Transforming the Value Chain


There are very dramatic transformations happening within the business functions of a firm's value chain. Probably nowhere is it more dramatic than what's happening within engineering.

  • Product Development - We're asking the engineers to create a fundamentally different product in a fundamentally different way. For example, we're not only concerned anymore about the physical product. We're now concerned about the digital elements of the product, the part that's on premise with the product and the part that runs in the cloud.Then, we're reconsidering the way that products are delivered. We've always thought of products as being developed in discrete generation where big changes were batched up into the new-year model. Then the new-year model was released and we never touched it again. Now, we're thinking about products being evergreen, where we're putting a product out in the field and then continuously updating it, a much more agile development process and a product that continues to change long after it's delivered to the customer. It's a very dramatic change to the engineering and manufacturing processes associated with products. 

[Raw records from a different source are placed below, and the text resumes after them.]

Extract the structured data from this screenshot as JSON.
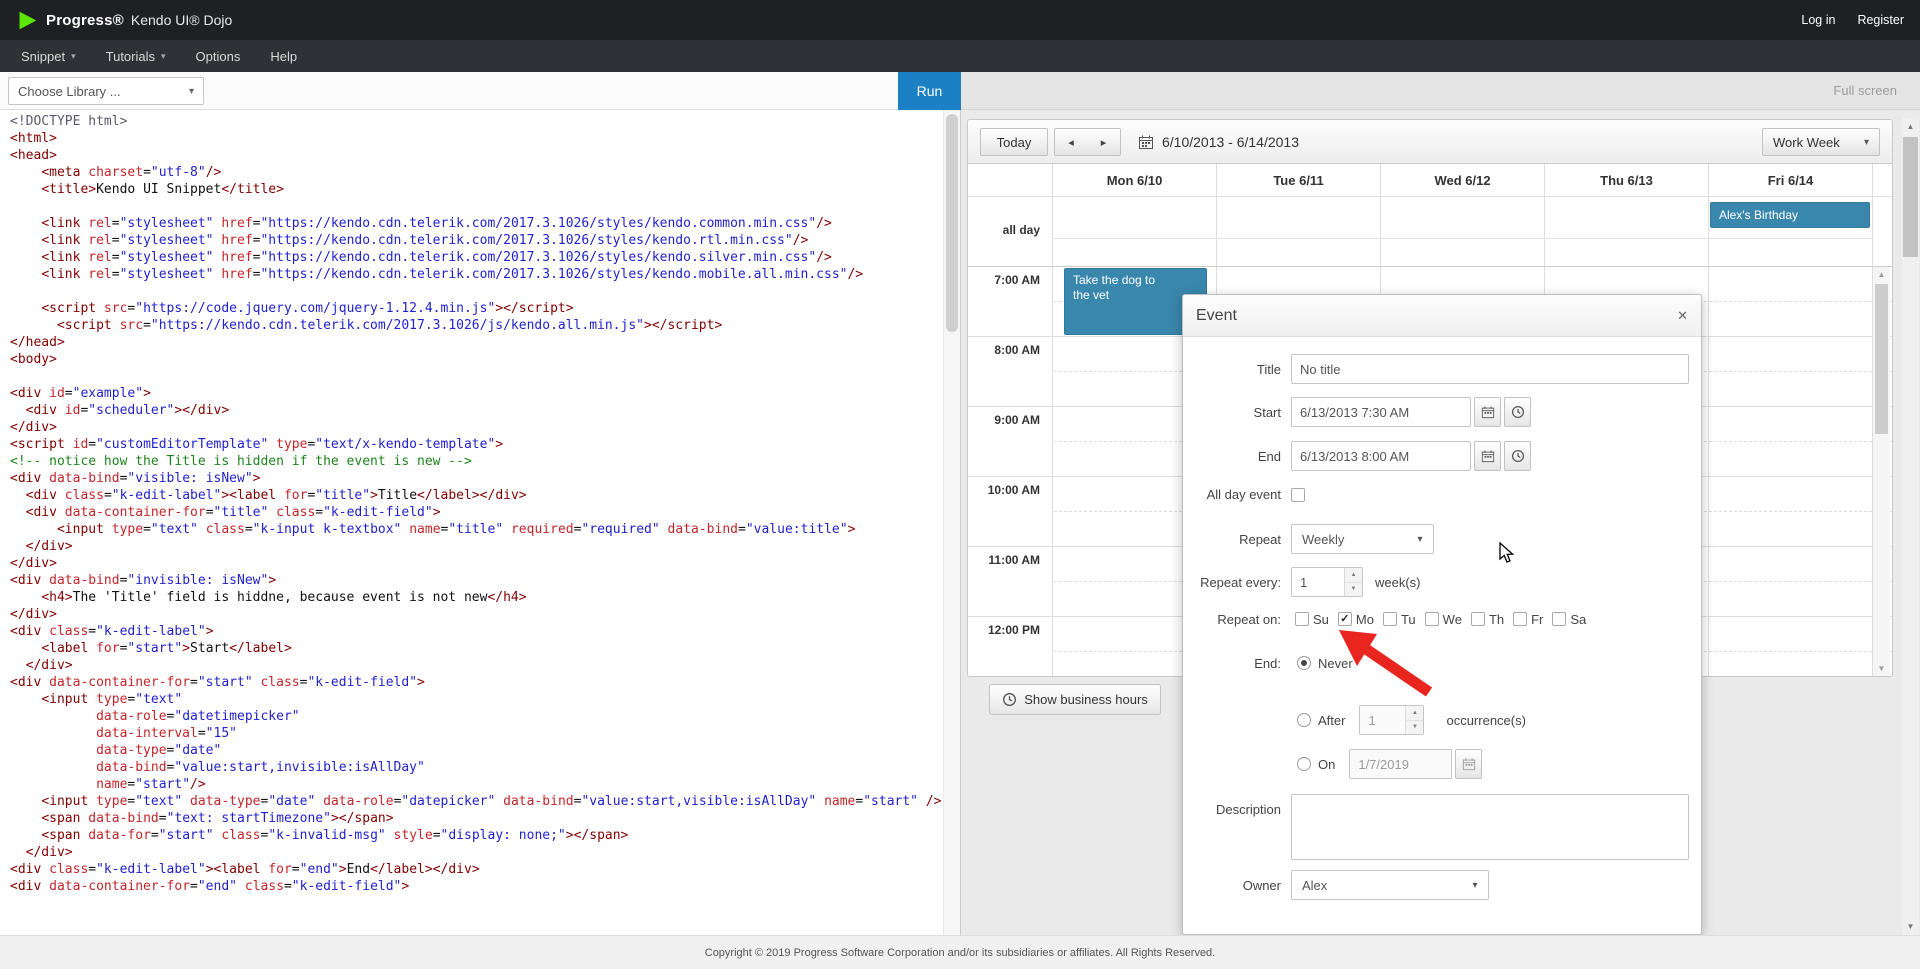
{
  "topbar": {
    "brand_progress": "Progress®",
    "brand_product": "Kendo UI® Dojo",
    "login": "Log in",
    "register": "Register"
  },
  "menubar": {
    "items": [
      {
        "label": "Snippet",
        "has_caret": true
      },
      {
        "label": "Tutorials",
        "has_caret": true
      },
      {
        "label": "Options",
        "has_caret": false
      },
      {
        "label": "Help",
        "has_caret": false
      }
    ]
  },
  "toolbar": {
    "choose_library": "Choose Library ...",
    "run": "Run",
    "full_screen": "Full screen"
  },
  "editor": {
    "lines": [
      [
        [
          "dt",
          "<!DOCTYPE html>"
        ]
      ],
      [
        [
          "tg",
          "<html>"
        ]
      ],
      [
        [
          "tg",
          "<head>"
        ]
      ],
      [
        [
          "pl",
          "    "
        ],
        [
          "tg",
          "<meta"
        ],
        [
          "at",
          " charset"
        ],
        [
          "pl",
          "="
        ],
        [
          "str",
          "\"utf-8\""
        ],
        [
          "tg",
          "/>"
        ]
      ],
      [
        [
          "pl",
          "    "
        ],
        [
          "tg",
          "<title>"
        ],
        [
          "pl",
          "Kendo UI Snippet"
        ],
        [
          "tg",
          "</title>"
        ]
      ],
      [],
      [
        [
          "pl",
          "    "
        ],
        [
          "tg",
          "<link"
        ],
        [
          "at",
          " rel"
        ],
        [
          "pl",
          "="
        ],
        [
          "str",
          "\"stylesheet\""
        ],
        [
          "at",
          " href"
        ],
        [
          "pl",
          "="
        ],
        [
          "str",
          "\"https://kendo.cdn.telerik.com/2017.3.1026/styles/kendo.common.min.css\""
        ],
        [
          "tg",
          "/>"
        ]
      ],
      [
        [
          "pl",
          "    "
        ],
        [
          "tg",
          "<link"
        ],
        [
          "at",
          " rel"
        ],
        [
          "pl",
          "="
        ],
        [
          "str",
          "\"stylesheet\""
        ],
        [
          "at",
          " href"
        ],
        [
          "pl",
          "="
        ],
        [
          "str",
          "\"https://kendo.cdn.telerik.com/2017.3.1026/styles/kendo.rtl.min.css\""
        ],
        [
          "tg",
          "/>"
        ]
      ],
      [
        [
          "pl",
          "    "
        ],
        [
          "tg",
          "<link"
        ],
        [
          "at",
          " rel"
        ],
        [
          "pl",
          "="
        ],
        [
          "str",
          "\"stylesheet\""
        ],
        [
          "at",
          " href"
        ],
        [
          "pl",
          "="
        ],
        [
          "str",
          "\"https://kendo.cdn.telerik.com/2017.3.1026/styles/kendo.silver.min.css\""
        ],
        [
          "tg",
          "/>"
        ]
      ],
      [
        [
          "pl",
          "    "
        ],
        [
          "tg",
          "<link"
        ],
        [
          "at",
          " rel"
        ],
        [
          "pl",
          "="
        ],
        [
          "str",
          "\"stylesheet\""
        ],
        [
          "at",
          " href"
        ],
        [
          "pl",
          "="
        ],
        [
          "str",
          "\"https://kendo.cdn.telerik.com/2017.3.1026/styles/kendo.mobile.all.min.css\""
        ],
        [
          "tg",
          "/>"
        ]
      ],
      [],
      [
        [
          "pl",
          "    "
        ],
        [
          "tg",
          "<script"
        ],
        [
          "at",
          " src"
        ],
        [
          "pl",
          "="
        ],
        [
          "str",
          "\"https://code.jquery.com/jquery-1.12.4.min.js\""
        ],
        [
          "tg",
          "></script>"
        ]
      ],
      [
        [
          "pl",
          "      "
        ],
        [
          "tg",
          "<script"
        ],
        [
          "at",
          " src"
        ],
        [
          "pl",
          "="
        ],
        [
          "str",
          "\"https://kendo.cdn.telerik.com/2017.3.1026/js/kendo.all.min.js\""
        ],
        [
          "tg",
          "></script>"
        ]
      ],
      [
        [
          "tg",
          "</head>"
        ]
      ],
      [
        [
          "tg",
          "<body>"
        ]
      ],
      [],
      [
        [
          "tg",
          "<div"
        ],
        [
          "at",
          " id"
        ],
        [
          "pl",
          "="
        ],
        [
          "str",
          "\"example\""
        ],
        [
          "tg",
          ">"
        ]
      ],
      [
        [
          "pl",
          "  "
        ],
        [
          "tg",
          "<div"
        ],
        [
          "at",
          " id"
        ],
        [
          "pl",
          "="
        ],
        [
          "str",
          "\"scheduler\""
        ],
        [
          "tg",
          "></div>"
        ]
      ],
      [
        [
          "tg",
          "</div>"
        ]
      ],
      [
        [
          "tg",
          "<script"
        ],
        [
          "at",
          " id"
        ],
        [
          "pl",
          "="
        ],
        [
          "str",
          "\"customEditorTemplate\""
        ],
        [
          "at",
          " type"
        ],
        [
          "pl",
          "="
        ],
        [
          "str",
          "\"text/x-kendo-template\""
        ],
        [
          "tg",
          ">"
        ]
      ],
      [
        [
          "cm",
          "<!-- notice how the Title is hidden if the event is new -->"
        ]
      ],
      [
        [
          "tg",
          "<div"
        ],
        [
          "at",
          " data-bind"
        ],
        [
          "pl",
          "="
        ],
        [
          "str",
          "\"visible: isNew\""
        ],
        [
          "tg",
          ">"
        ]
      ],
      [
        [
          "pl",
          "  "
        ],
        [
          "tg",
          "<div"
        ],
        [
          "at",
          " class"
        ],
        [
          "pl",
          "="
        ],
        [
          "str",
          "\"k-edit-label\""
        ],
        [
          "tg",
          "><label"
        ],
        [
          "at",
          " for"
        ],
        [
          "pl",
          "="
        ],
        [
          "str",
          "\"title\""
        ],
        [
          "tg",
          ">"
        ],
        [
          "pl",
          "Title"
        ],
        [
          "tg",
          "</label></div>"
        ]
      ],
      [
        [
          "pl",
          "  "
        ],
        [
          "tg",
          "<div"
        ],
        [
          "at",
          " data-container-for"
        ],
        [
          "pl",
          "="
        ],
        [
          "str",
          "\"title\""
        ],
        [
          "at",
          " class"
        ],
        [
          "pl",
          "="
        ],
        [
          "str",
          "\"k-edit-field\""
        ],
        [
          "tg",
          ">"
        ]
      ],
      [
        [
          "pl",
          "      "
        ],
        [
          "tg",
          "<input"
        ],
        [
          "at",
          " type"
        ],
        [
          "pl",
          "="
        ],
        [
          "str",
          "\"text\""
        ],
        [
          "at",
          " class"
        ],
        [
          "pl",
          "="
        ],
        [
          "str",
          "\"k-input k-textbox\""
        ],
        [
          "at",
          " name"
        ],
        [
          "pl",
          "="
        ],
        [
          "str",
          "\"title\""
        ],
        [
          "at",
          " required"
        ],
        [
          "pl",
          "="
        ],
        [
          "str",
          "\"required\""
        ],
        [
          "at",
          " data-bind"
        ],
        [
          "pl",
          "="
        ],
        [
          "str",
          "\"value:title\""
        ],
        [
          "tg",
          ">"
        ]
      ],
      [
        [
          "pl",
          "  "
        ],
        [
          "tg",
          "</div>"
        ]
      ],
      [
        [
          "tg",
          "</div>"
        ]
      ],
      [
        [
          "tg",
          "<div"
        ],
        [
          "at",
          " data-bind"
        ],
        [
          "pl",
          "="
        ],
        [
          "str",
          "\"invisible: isNew\""
        ],
        [
          "tg",
          ">"
        ]
      ],
      [
        [
          "pl",
          "    "
        ],
        [
          "tg",
          "<h4>"
        ],
        [
          "pl",
          "The 'Title' field is hiddne, because event is not new"
        ],
        [
          "tg",
          "</h4>"
        ]
      ],
      [
        [
          "tg",
          "</div>"
        ]
      ],
      [
        [
          "tg",
          "<div"
        ],
        [
          "at",
          " class"
        ],
        [
          "pl",
          "="
        ],
        [
          "str",
          "\"k-edit-label\""
        ],
        [
          "tg",
          ">"
        ]
      ],
      [
        [
          "pl",
          "    "
        ],
        [
          "tg",
          "<label"
        ],
        [
          "at",
          " for"
        ],
        [
          "pl",
          "="
        ],
        [
          "str",
          "\"start\""
        ],
        [
          "tg",
          ">"
        ],
        [
          "pl",
          "Start"
        ],
        [
          "tg",
          "</label>"
        ]
      ],
      [
        [
          "pl",
          "  "
        ],
        [
          "tg",
          "</div>"
        ]
      ],
      [
        [
          "tg",
          "<div"
        ],
        [
          "at",
          " data-container-for"
        ],
        [
          "pl",
          "="
        ],
        [
          "str",
          "\"start\""
        ],
        [
          "at",
          " class"
        ],
        [
          "pl",
          "="
        ],
        [
          "str",
          "\"k-edit-field\""
        ],
        [
          "tg",
          ">"
        ]
      ],
      [
        [
          "pl",
          "    "
        ],
        [
          "tg",
          "<input"
        ],
        [
          "at",
          " type"
        ],
        [
          "pl",
          "="
        ],
        [
          "str",
          "\"text\""
        ]
      ],
      [
        [
          "at",
          "           data-role"
        ],
        [
          "pl",
          "="
        ],
        [
          "str",
          "\"datetimepicker\""
        ]
      ],
      [
        [
          "at",
          "           data-interval"
        ],
        [
          "pl",
          "="
        ],
        [
          "str",
          "\"15\""
        ]
      ],
      [
        [
          "at",
          "           data-type"
        ],
        [
          "pl",
          "="
        ],
        [
          "str",
          "\"date\""
        ]
      ],
      [
        [
          "at",
          "           data-bind"
        ],
        [
          "pl",
          "="
        ],
        [
          "str",
          "\"value:start,invisible:isAllDay\""
        ]
      ],
      [
        [
          "at",
          "           name"
        ],
        [
          "pl",
          "="
        ],
        [
          "str",
          "\"start\""
        ],
        [
          "tg",
          "/>"
        ]
      ],
      [
        [
          "pl",
          "    "
        ],
        [
          "tg",
          "<input"
        ],
        [
          "at",
          " type"
        ],
        [
          "pl",
          "="
        ],
        [
          "str",
          "\"text\""
        ],
        [
          "at",
          " data-type"
        ],
        [
          "pl",
          "="
        ],
        [
          "str",
          "\"date\""
        ],
        [
          "at",
          " data-role"
        ],
        [
          "pl",
          "="
        ],
        [
          "str",
          "\"datepicker\""
        ],
        [
          "at",
          " data-bind"
        ],
        [
          "pl",
          "="
        ],
        [
          "str",
          "\"value:start,visible:isAllDay\""
        ],
        [
          "at",
          " name"
        ],
        [
          "pl",
          "="
        ],
        [
          "str",
          "\"start\""
        ],
        [
          "tg",
          " />"
        ]
      ],
      [
        [
          "pl",
          "    "
        ],
        [
          "tg",
          "<span"
        ],
        [
          "at",
          " data-bind"
        ],
        [
          "pl",
          "="
        ],
        [
          "str",
          "\"text: startTimezone\""
        ],
        [
          "tg",
          "></span>"
        ]
      ],
      [
        [
          "pl",
          "    "
        ],
        [
          "tg",
          "<span"
        ],
        [
          "at",
          " data-for"
        ],
        [
          "pl",
          "="
        ],
        [
          "str",
          "\"start\""
        ],
        [
          "at",
          " class"
        ],
        [
          "pl",
          "="
        ],
        [
          "str",
          "\"k-invalid-msg\""
        ],
        [
          "at",
          " style"
        ],
        [
          "pl",
          "="
        ],
        [
          "str",
          "\"display: none;\""
        ],
        [
          "tg",
          "></span>"
        ]
      ],
      [
        [
          "pl",
          "  "
        ],
        [
          "tg",
          "</div>"
        ]
      ],
      [
        [
          "tg",
          "<div"
        ],
        [
          "at",
          " class"
        ],
        [
          "pl",
          "="
        ],
        [
          "str",
          "\"k-edit-label\""
        ],
        [
          "tg",
          "><label"
        ],
        [
          "at",
          " for"
        ],
        [
          "pl",
          "="
        ],
        [
          "str",
          "\"end\""
        ],
        [
          "tg",
          ">"
        ],
        [
          "pl",
          "End"
        ],
        [
          "tg",
          "</label></div>"
        ]
      ],
      [
        [
          "tg",
          "<div"
        ],
        [
          "at",
          " data-container-for"
        ],
        [
          "pl",
          "="
        ],
        [
          "str",
          "\"end\""
        ],
        [
          "at",
          " class"
        ],
        [
          "pl",
          "="
        ],
        [
          "str",
          "\"k-edit-field\""
        ],
        [
          "tg",
          ">"
        ]
      ]
    ]
  },
  "scheduler": {
    "toolbar": {
      "today": "Today",
      "date_range": "6/10/2013 - 6/14/2013",
      "view": "Work Week"
    },
    "all_day_label": "all day",
    "days": [
      "Mon 6/10",
      "Tue 6/11",
      "Wed 6/12",
      "Thu 6/13",
      "Fri 6/14"
    ],
    "times": [
      "7:00 AM",
      "8:00 AM",
      "9:00 AM",
      "10:00 AM",
      "11:00 AM",
      "12:00 PM"
    ],
    "events": {
      "allday": {
        "title": "Alex's Birthday",
        "day": "Fri 6/14"
      },
      "timed": {
        "title": "Take the dog to the vet",
        "day": "Mon 6/10",
        "start": "7:00 AM",
        "end": "8:00 AM"
      }
    },
    "show_business_hours": "Show business hours"
  },
  "dialog": {
    "title": "Event",
    "fields": {
      "title_label": "Title",
      "title_value": "No title",
      "start_label": "Start",
      "start_value": "6/13/2013 7:30 AM",
      "end_label": "End",
      "end_value": "6/13/2013 8:00 AM",
      "all_day_label": "All day event",
      "repeat_label": "Repeat",
      "repeat_value": "Weekly",
      "repeat_every_label": "Repeat every:",
      "repeat_every_value": "1",
      "repeat_every_unit": "week(s)",
      "repeat_on_label": "Repeat on:",
      "repeat_days": [
        {
          "label": "Su",
          "checked": false
        },
        {
          "label": "Mo",
          "checked": true
        },
        {
          "label": "Tu",
          "checked": false
        },
        {
          "label": "We",
          "checked": false
        },
        {
          "label": "Th",
          "checked": false
        },
        {
          "label": "Fr",
          "checked": false
        },
        {
          "label": "Sa",
          "checked": false
        }
      ],
      "end_section_label": "End:",
      "end_never": "Never",
      "end_after": "After",
      "after_value": "1",
      "after_unit": "occurrence(s)",
      "end_on": "On",
      "on_value": "1/7/2019",
      "description_label": "Description",
      "owner_label": "Owner",
      "owner_value": "Alex"
    }
  },
  "footer": {
    "copyright": "Copyright © 2019 Progress Software Corporation and/or its subsidiaries or affiliates. All Rights Reserved."
  },
  "colors": {
    "brand_green": "#5ce500",
    "run_blue": "#1b80c4",
    "event_blue": "#3a87ad",
    "arrow_red": "#e8251f"
  }
}
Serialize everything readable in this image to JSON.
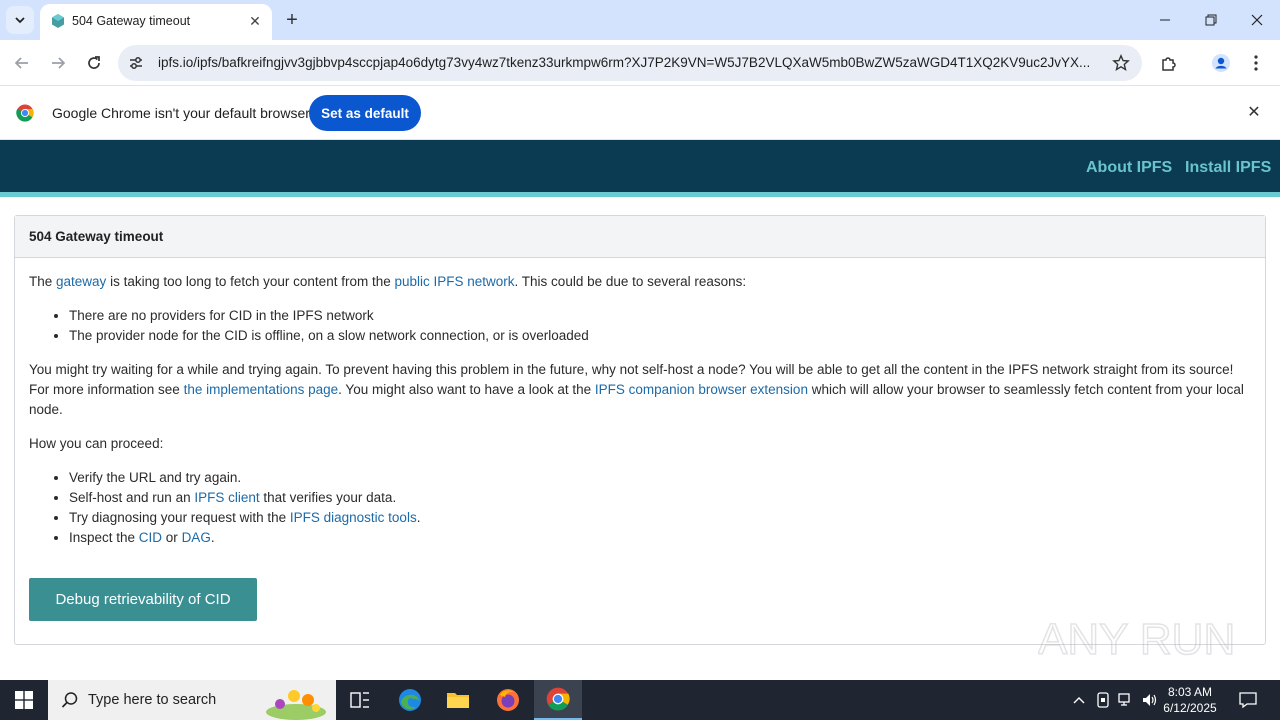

  • After-Sales Service - There are other parts of a firm's value chain that are undergoing pretty dramatic changes too because of smart, connected products. A classic example is the service department. A service department now has this feedback loop of data and can use analytics to understand what's happening with the product. That allows them then to adopt a proactive service posture where the goal becomes to prevent products from failing rather than to fix them after they do. 

  • Marketing and Sales - Another place we're seeing big changes are in the way that products are sold and marketed. For example, understanding how products are used by different customers and then having the ability to tweak their digital componentry gives you a much finer grain segmentation capability to deliver slightly different product configurations into slightly different constituencies. This feedback loop into engineering, manufacturing, sales, service really brings with it some dramatic implications for the type of work and the type of operations that these functions execute every day. 

  • Security - Within product companies until recently security was a problem that the IT department was supposed to solve. If we look at the implications of smart, connected products, it's a much bigger challenge which quite frankly involves many departments within the company. Each smart connected product really represents a potential vulnerability or a point of attack for hackers and so forth. I think we need to think of security as a more fundamental capability of a good product now, as opposed to something that the IT department is responsible for.